Both are valid points of view necessary in a balanced organisation. If we can recognize which trait is uppermost with a particular stakeholder or group, we can tailor how we present the benefits delivered by Data Governance more specifically, including whether we’re stacking up performance attributes benefits or inverting our threshold attribute benefits.

(4)  Link benefits to the wider strategy to add weight

Once we’ve clarified the benefits of our Data Governance efforts, focused on performance and threshold attributes and then split them into towards and away buckets, we can add extra weight by linking benefits to the overall strategy.

  • If our organisational goal is cost cutting, we need insights about which particular costs are most likely to spike so we can take preventative action to avoid this.
  • If we’re in a highly competitive market and marginal gains are the key to gaining a tiny extra sliver of market share, we need razor sharp context for our data to be able to identify the effects of the smallest tweaks to our approach.
  • If our goal is helping save the world by improving our record on sustainability, we need to be able to track our chosen metrics closely to see where we’re doing well and where we need to up our game.

In all cases, if the benefits of our Data Governance efforts can be linked to larger objectives, which in turn have a connection to the overall strategy, we have a stronger sell when attempting to persuade our stakeholders that Data Governance benefits are useful.

(5)  Make it personal

A final point in terms of making our Data Governance effort an easier sell is: make it personal. Where possible, focus in on specific user groups and collect their Data Governance stories and experiences to add real resonance to the message.

One way to gather these stories is to use the Data Journey. In each specific situation there are data creators and data consumers. They’re frequently not the same people, or even in the same team or department, and this disconnect can understandably lead to a mismatch of priorities.

The priority of the data creator may be to deal with a customer, issue or transaction as efficiently as possible, so he or she can get through as many cases in a day as possible.

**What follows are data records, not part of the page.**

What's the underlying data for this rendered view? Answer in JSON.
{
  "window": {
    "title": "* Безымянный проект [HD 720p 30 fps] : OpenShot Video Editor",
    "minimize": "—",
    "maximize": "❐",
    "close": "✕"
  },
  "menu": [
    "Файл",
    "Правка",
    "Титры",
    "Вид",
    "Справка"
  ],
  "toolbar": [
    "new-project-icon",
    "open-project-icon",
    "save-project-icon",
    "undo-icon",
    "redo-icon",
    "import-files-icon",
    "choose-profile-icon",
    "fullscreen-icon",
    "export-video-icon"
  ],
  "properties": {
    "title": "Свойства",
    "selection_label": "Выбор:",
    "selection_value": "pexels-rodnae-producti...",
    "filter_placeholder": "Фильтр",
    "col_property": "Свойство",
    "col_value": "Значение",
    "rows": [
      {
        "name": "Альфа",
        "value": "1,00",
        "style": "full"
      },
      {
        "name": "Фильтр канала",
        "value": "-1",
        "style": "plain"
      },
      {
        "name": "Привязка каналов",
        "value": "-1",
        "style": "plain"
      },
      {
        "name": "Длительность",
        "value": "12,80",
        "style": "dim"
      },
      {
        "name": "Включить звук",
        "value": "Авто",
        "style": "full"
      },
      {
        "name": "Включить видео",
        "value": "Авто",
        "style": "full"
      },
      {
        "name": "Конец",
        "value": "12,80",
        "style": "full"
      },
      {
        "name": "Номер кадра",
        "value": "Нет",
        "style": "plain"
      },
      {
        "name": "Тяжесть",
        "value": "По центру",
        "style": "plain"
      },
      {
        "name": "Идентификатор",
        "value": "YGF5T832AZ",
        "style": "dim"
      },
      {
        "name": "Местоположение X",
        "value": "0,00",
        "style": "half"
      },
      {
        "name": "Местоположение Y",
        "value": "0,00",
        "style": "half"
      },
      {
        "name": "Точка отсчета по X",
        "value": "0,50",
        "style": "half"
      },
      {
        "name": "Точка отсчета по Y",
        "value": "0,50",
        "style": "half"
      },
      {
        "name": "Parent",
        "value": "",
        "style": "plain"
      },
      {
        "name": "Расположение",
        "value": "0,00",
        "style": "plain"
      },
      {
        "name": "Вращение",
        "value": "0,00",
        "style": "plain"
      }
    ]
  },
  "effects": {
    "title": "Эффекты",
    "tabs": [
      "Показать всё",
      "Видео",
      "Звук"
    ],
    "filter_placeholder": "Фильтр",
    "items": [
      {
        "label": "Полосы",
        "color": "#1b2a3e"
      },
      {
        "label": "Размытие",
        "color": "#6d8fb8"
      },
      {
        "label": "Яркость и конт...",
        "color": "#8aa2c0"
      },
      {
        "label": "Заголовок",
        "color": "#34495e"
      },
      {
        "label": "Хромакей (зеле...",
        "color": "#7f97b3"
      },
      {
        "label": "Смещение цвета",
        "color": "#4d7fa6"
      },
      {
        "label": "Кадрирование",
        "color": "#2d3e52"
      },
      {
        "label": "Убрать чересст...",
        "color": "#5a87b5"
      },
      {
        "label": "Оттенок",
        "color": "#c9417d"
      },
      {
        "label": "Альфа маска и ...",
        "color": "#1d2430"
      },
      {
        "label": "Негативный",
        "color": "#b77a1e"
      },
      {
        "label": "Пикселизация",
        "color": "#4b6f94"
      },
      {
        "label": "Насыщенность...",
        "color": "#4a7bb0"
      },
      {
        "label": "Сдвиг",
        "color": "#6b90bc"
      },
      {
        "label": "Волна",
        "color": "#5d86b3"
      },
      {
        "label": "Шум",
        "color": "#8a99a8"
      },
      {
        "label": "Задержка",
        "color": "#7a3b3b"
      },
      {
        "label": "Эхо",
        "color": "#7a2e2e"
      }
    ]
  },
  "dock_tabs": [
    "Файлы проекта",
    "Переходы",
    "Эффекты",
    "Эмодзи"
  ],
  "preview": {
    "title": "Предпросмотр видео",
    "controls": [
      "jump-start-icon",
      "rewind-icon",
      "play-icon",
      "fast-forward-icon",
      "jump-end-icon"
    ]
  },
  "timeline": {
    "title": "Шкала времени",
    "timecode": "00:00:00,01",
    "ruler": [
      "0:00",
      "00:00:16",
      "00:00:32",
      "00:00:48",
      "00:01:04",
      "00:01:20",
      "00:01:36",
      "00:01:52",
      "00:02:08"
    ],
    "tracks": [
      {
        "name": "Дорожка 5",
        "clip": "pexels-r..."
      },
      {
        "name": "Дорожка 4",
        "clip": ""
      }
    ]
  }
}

Maybe this leads to shortcuts in data entry, misspelling an entry or entering fake data in a mandatory field when there’s no time to look up or track down the correct data. (Maybe think about getting an MDM solution?) However, when the data consumer then accesses this data later in the process, attempting to achieve their goals, he or she discovers the data is incomplete, inaccurate or context-less.

We can use the Data Journey to reduce the likelihood of this problem occurring. Specific pairs of creators and consumers are encouraged to share their work experiences with each other to develop a common understanding both of the situation which leads to the inaccurate data capture and to the consequences. Together they come up with suggestions to improve the situation and together they take responsibility for improvements. A series of follow-ups take place to evaluate the suggested improvements and where necessary amend the approach. The resulting benefits can be specifically linked to these users.

The end result is that both the Data Governance effort and the resulting benefits are more personal. Rather than being impersonal business cases, the value generated makes a concrete difference for actual users and therefore resonates in re-telling far more than general examples would do.

To sum up, yes Data Governance can be a hard sell. However, with an approach which focusses on actual value in combination with a more nuanced delivery of benefits, we have good chance of selecting the right cocktail of possible Data Governance benefits, and optimal positioning, to ensure maximum resonance with each and every stakeholder.


  1. Kano, N., Seraku, N., Takahashi, F. and Tsuji, S. (1984) Attractive Quality and Must-Be Quality. Journal of the Japanese Society for Quality Control, 41, 39-48.
  2. Charvet, Shelle Rose (2015, 2nd edition) Words that change minds: mastering the language of influence